Dataset rows describing interfaces:
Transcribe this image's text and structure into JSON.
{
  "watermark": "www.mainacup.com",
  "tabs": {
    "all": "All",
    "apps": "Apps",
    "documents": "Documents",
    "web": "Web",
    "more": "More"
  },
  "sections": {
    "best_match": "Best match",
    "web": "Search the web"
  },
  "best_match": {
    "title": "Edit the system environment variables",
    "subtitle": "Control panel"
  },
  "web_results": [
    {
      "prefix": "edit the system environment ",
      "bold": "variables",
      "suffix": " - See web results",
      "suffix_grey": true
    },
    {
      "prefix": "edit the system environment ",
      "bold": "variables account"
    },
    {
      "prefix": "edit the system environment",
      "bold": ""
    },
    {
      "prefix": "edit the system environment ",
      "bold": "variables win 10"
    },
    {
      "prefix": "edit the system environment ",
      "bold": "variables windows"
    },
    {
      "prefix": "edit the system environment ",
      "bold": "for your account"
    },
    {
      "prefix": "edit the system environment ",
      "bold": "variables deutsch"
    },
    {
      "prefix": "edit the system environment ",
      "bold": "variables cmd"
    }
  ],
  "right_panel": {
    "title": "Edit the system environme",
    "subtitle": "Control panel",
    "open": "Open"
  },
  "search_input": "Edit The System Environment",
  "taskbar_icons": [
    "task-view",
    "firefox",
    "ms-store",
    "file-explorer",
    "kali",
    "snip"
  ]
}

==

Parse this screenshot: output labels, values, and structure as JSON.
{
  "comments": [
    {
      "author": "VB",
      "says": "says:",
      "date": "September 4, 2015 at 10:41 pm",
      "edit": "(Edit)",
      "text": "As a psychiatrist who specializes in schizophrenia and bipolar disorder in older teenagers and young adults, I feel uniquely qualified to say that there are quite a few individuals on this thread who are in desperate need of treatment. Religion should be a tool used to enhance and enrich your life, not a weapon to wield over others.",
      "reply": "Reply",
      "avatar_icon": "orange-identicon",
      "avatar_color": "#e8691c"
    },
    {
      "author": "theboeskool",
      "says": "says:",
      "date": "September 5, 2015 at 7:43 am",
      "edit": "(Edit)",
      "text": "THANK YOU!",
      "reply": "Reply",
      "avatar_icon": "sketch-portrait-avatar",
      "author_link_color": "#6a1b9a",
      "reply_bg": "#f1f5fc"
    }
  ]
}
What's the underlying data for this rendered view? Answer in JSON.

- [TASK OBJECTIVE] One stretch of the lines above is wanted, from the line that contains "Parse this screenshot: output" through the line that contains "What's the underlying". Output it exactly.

- [RESPONSE FOR THIS EXERCISE]
Parse this screenshot: output labels, values, and structure as JSON.
{
  "comments": [
    {
      "author": "VB",
      "says": "says:",
      "date": "September 4, 2015 at 10:41 pm",
      "edit": "(Edit)",
      "text": "As a psychiatrist who specializes in schizophrenia and bipolar disorder in older teenagers and young adults, I feel uniquely qualified to say that there are quite a few individuals on this thread who are in desperate need of treatment. Religion should be a tool used to enhance and enrich your life, not a weapon to wield over others.",
      "reply": "Reply",
      "avatar_icon": "orange-identicon",
      "avatar_color": "#e8691c"
    },
    {
      "author": "theboeskool",
      "says": "says:",
      "date": "September 5, 2015 at 7:43 am",
      "edit": "(Edit)",
      "text": "THANK YOU!",
      "reply": "Reply",
      "avatar_icon": "sketch-portrait-avatar",
      "author_link_color": "#6a1b9a",
      "reply_bg": "#f1f5fc"
    }
  ]
}
What's the underlying data for this rendered view? Answer in JSON.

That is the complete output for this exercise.